──────── DATA RECORDS ────────
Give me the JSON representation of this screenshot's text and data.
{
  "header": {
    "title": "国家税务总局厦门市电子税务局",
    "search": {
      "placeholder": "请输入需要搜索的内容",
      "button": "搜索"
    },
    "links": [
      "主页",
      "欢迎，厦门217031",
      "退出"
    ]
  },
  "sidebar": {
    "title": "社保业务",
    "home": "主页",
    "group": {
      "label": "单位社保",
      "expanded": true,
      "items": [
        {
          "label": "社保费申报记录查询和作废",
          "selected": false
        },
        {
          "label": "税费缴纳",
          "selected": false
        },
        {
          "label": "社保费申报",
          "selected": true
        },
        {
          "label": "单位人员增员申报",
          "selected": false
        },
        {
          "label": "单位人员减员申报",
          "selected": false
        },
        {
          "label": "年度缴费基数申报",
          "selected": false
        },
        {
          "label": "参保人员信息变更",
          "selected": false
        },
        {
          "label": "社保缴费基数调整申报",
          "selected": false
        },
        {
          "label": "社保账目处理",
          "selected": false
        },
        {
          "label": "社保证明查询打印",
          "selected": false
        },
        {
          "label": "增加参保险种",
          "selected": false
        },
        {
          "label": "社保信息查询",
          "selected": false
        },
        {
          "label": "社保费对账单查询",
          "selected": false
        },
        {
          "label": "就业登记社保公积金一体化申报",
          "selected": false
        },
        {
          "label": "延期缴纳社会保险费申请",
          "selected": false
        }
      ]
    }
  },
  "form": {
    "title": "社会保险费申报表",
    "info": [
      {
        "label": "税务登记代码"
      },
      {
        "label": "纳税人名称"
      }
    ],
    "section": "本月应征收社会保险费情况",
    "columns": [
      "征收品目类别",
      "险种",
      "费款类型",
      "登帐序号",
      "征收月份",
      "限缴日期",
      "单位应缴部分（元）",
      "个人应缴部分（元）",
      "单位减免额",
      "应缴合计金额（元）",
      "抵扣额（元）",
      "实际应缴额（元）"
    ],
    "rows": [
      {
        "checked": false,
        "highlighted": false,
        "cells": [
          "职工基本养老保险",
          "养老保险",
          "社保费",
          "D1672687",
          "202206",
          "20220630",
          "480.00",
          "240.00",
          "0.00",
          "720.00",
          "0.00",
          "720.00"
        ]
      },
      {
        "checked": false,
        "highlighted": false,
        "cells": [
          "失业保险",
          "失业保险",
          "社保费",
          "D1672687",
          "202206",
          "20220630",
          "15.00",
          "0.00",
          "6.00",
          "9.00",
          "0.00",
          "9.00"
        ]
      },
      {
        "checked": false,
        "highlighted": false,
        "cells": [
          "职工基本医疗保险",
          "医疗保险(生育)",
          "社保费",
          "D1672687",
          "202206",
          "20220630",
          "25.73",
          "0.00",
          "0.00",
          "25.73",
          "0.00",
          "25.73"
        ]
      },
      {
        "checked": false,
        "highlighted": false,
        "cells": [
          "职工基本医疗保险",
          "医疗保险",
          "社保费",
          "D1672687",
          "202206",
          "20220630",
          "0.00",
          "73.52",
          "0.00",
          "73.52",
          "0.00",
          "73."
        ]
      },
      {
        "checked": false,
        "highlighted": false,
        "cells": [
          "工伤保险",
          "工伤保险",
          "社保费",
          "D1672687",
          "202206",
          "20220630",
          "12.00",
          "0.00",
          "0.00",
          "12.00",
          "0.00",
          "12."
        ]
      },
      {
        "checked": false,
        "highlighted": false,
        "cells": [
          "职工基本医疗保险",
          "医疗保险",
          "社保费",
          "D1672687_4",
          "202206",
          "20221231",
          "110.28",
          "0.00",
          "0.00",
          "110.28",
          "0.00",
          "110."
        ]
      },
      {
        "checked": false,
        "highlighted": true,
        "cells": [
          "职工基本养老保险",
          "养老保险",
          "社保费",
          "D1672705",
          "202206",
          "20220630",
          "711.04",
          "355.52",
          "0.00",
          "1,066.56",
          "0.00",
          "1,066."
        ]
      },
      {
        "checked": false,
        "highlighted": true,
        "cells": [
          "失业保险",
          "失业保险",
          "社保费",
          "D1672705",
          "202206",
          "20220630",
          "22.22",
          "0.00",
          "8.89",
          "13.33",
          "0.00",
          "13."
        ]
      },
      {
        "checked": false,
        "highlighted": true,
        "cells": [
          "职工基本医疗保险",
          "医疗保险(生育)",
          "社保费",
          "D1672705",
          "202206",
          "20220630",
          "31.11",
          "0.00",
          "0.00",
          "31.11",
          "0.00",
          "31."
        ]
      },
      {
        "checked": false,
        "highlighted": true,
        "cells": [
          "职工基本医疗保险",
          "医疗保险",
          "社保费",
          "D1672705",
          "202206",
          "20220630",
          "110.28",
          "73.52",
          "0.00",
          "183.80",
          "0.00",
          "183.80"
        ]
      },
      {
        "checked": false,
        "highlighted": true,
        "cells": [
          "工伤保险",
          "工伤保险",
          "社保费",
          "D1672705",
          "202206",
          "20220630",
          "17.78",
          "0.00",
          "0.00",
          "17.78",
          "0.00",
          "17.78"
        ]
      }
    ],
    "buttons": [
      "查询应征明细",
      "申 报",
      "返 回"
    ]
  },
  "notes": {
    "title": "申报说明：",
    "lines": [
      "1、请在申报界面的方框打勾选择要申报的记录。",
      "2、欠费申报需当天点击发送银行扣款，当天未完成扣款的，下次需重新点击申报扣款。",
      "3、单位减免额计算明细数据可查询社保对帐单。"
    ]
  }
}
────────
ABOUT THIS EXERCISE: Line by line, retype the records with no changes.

RESPONSE TO THE EXERCISE:
Give me the JSON representation of this screenshot's text and data.
{
  "header": {
    "title": "国家税务总局厦门市电子税务局",
    "search": {
      "placeholder": "请输入需要搜索的内容",
      "button": "搜索"
    },
    "links": [
      "主页",
      "欢迎，厦门217031",
      "退出"
    ]
  },
  "sidebar": {
    "title": "社保业务",
    "home": "主页",
    "group": {
      "label": "单位社保",
      "expanded": true,
      "items": [
        {
          "label": "社保费申报记录查询和作废",
          "selected": false
        },
        {
          "label": "税费缴纳",
          "selected": false
        },
        {
          "label": "社保费申报",
          "selected": true
        },
        {
          "label": "单位人员增员申报",
          "selected": false
        },
        {
          "label": "单位人员减员申报",
          "selected": false
        },
        {
          "label": "年度缴费基数申报",
          "selected": false
        },
        {
          "label": "参保人员信息变更",
          "selected": false
        },
        {
          "label": "社保缴费基数调整申报",
          "selected": false
        },
        {
          "label": "社保账目处理",
          "selected": false
        },
        {
          "label": "社保证明查询打印",
          "selected": false
        },
        {
          "label": "增加参保险种",
          "selected": false
        },
        {
          "label": "社保信息查询",
          "selected": false
        },
        {
          "label": "社保费对账单查询",
          "selected": false
        },
        {
          "label": "就业登记社保公积金一体化申报",
          "selected": false
        },
        {
          "label": "延期缴纳社会保险费申请",
          "selected": false
        }
      ]
    }
  },
  "form": {
    "title": "社会保险费申报表",
    "info": [
      {
        "label": "税务登记代码"
      },
      {
        "label": "纳税人名称"
      }
    ],
    "section": "本月应征收社会保险费情况",
    "columns": [
      "征收品目类别",
      "险种",
      "费款类型",
      "登帐序号",
      "征收月份",
      "限缴日期",
      "单位应缴部分（元）",
      "个人应缴部分（元）",
      "单位减免额",
      "应缴合计金额（元）",
      "抵扣额（元）",
      "实际应缴额（元）"
    ],
    "rows": [
      {
        "checked": false,
        "highlighted": false,
        "cells": [
          "职工基本养老保险",
          "养老保险",
          "社保费",
          "D1672687",
          "202206",
          "20220630",
          "480.00",
          "240.00",
          "0.00",
          "720.00",
          "0.00",
          "720.00"
        ]
      },
      {
        "checked": false,
        "highlighted": false,
        "cells": [
          "失业保险",
          "失业保险",
          "社保费",
          "D1672687",
          "202206",
          "20220630",
          "15.00",
          "0.00",
          "6.00",
          "9.00",
          "0.00",
          "9.00"
        ]
      },
      {
        "checked": false,
        "highlighted": false,
        "cells": [
          "职工基本医疗保险",
          "医疗保险(生育)",
          "社保费",
          "D1672687",
          "202206",
          "20220630",
          "25.73",
          "0.00",
          "0.00",
          "25.73",
          "0.00",
          "25.73"
        ]
      },
      {
        "checked": false,
        "highlighted": false,
        "cells": [
          "职工基本医疗保险",
          "医疗保险",
          "社保费",
          "D1672687",
          "202206",
          "20220630",
          "0.00",
          "73.52",
          "0.00",
          "73.52",
          "0.00",
          "73."
        ]
      },
      {
        "checked": false,
        "highlighted": false,
        "cells": [
          "工伤保险",
          "工伤保险",
          "社保费",
          "D1672687",
          "202206",
          "20220630",
          "12.00",
          "0.00",
          "0.00",
          "12.00",
          "0.00",
          "12."
        ]
      },
      {
        "checked": false,
        "highlighted": false,
        "cells": [
          "职工基本医疗保险",
          "医疗保险",
          "社保费",
          "D1672687_4",
          "202206",
          "20221231",
          "110.28",
          "0.00",
          "0.00",
          "110.28",
          "0.00",
          "110."
        ]
      },
      {
        "checked": false,
        "highlighted": true,
        "cells": [
          "职工基本养老保险",
          "养老保险",
          "社保费",
          "D1672705",
          "202206",
          "20220630",
          "711.04",
          "355.52",
          "0.00",
          "1,066.56",
          "0.00",
          "1,066."
        ]
      },
      {
        "checked": false,
        "highlighted": true,
        "cells": [
          "失业保险",
          "失业保险",
          "社保费",
          "D1672705",
          "202206",
          "20220630",
          "22.22",
          "0.00",
          "8.89",
          "13.33",
          "0.00",
          "13."
        ]
      },
      {
        "checked": false,
        "highlighted": true,
        "cells": [
          "职工基本医疗保险",
          "医疗保险(生育)",
          "社保费",
          "D1672705",
          "202206",
          "20220630",
          "31.11",
          "0.00",
          "0.00",
          "31.11",
          "0.00",
          "31."
        ]
      },
      {
        "checked": false,
        "highlighted": true,
        "cells": [
          "职工基本医疗保险",
          "医疗保险",
          "社保费",
          "D1672705",
          "202206",
          "20220630",
          "110.28",
          "73.52",
          "0.00",
          "183.80",
          "0.00",
          "183.80"
        ]
      },
      {
        "checked": false,
        "highlighted": true,
        "cells": [
          "工伤保险",
          "工伤保险",
          "社保费",
          "D1672705",
          "202206",
          "20220630",
          "17.78",
          "0.00",
          "0.00",
          "17.78",
          "0.00",
          "17.78"
        ]
      }
    ],
    "buttons": [
      "查询应征明细",
      "申 报",
      "返 回"
    ]
  },
  "notes": {
    "title": "申报说明：",
    "lines": [
      "1、请在申报界面的方框打勾选择要申报的记录。",
      "2、欠费申报需当天点击发送银行扣款，当天未完成扣款的，下次需重新点击申报扣款。",
      "3、单位减免额计算明细数据可查询社保对帐单。"
    ]
  }
}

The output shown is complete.